“A quarter of a million families bringing up babies and infants in England are living in privately rented accommodation that fails to meet the decent homes standard, it has emerged.
The number of households bringing up children aged under four in squalid conditions, which can include damp walls, broken heating and infestations of rats, has increased by an estimated 75,000 since 2007, according to analysis of official figures.
The study of England’s private rented sector says renters of all generations have been failed by successive governments. The number of rented homes has more than doubled since 2000, to 4.8m, as the construction of private and social housing has slowed dramatically since the financial crisis and hundreds of thousands of new landlords have entered the market seeking better investment returns amid low interest rates.

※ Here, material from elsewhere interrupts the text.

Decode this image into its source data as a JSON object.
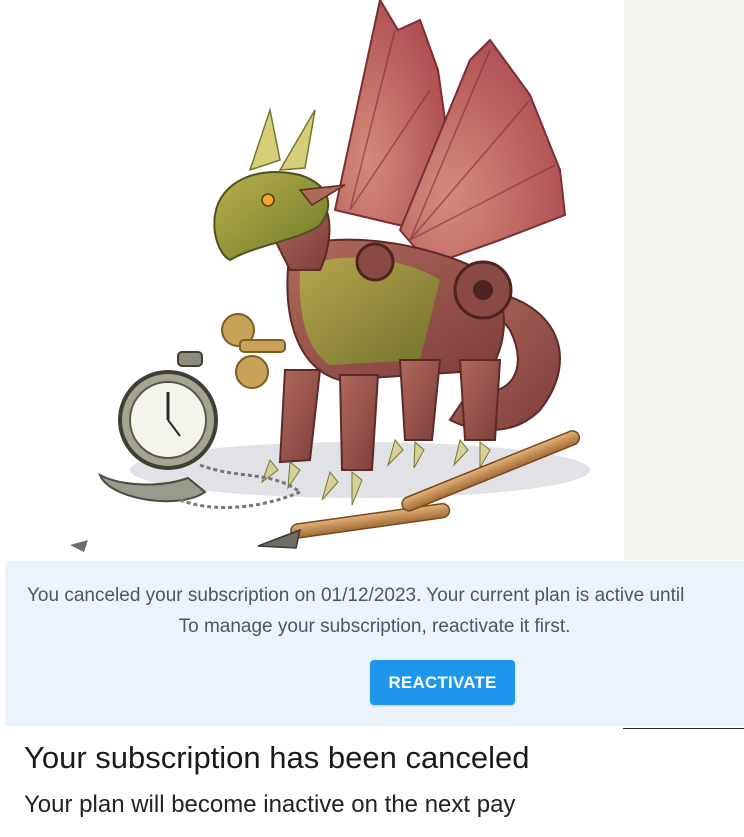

“It is scary for me to think we have a lot of families in these circumstances,” said Julie Rugg, a senior research fellow at the University of York’s Centre for Housing Policy who co-authored the report. “There is a disproportionately high percentage of households with babies and infants living in the private rented sector and there is a particular concern for the longer-term health consequences of living in damp, mouldy property with poor thermal comfort.”
The problem conditions are not confined to young families. One in three homes at the lowest rents and one in five of the most expensive homes are classed as non-decent. In 2016/17, half of new households were private renters, twice the number who became owner–occupiers.
The Centre for Housing Policy also warned of a new kind of “slum tenure” at the bottom of the rental market spreading as a result of welfare cuts and the introduction of universal credit causing landlords to cut back on maintenance and allowing properties to fall into squalor.
The findings come amid growing pressure on the government to toughen regulation of private rentals, especially as more vulnerable people who would previously have been in social housing are relying on the sector.
Campaign groups including Shelter, which has described private rent as like the “wild west”, want the government to start making public its database of convicted rogue landlords and to insist on minimum three-year tenancies to give tenants greater leverage to challenge poor conditions. A new fitness for human habitation bill will mean tenants can take landlords to court with evidence that their homes are unfit.
“Declining home ownership and a shortage of social rented homes have led to a surge in the number of people privately renting, particularly families with young children,” said Rugg. “Unfortunately, in its current form the private rental market isn’t providing a suitable alternative. We need to see a fundamental rethink of the role that private renting plays in our housing market.” …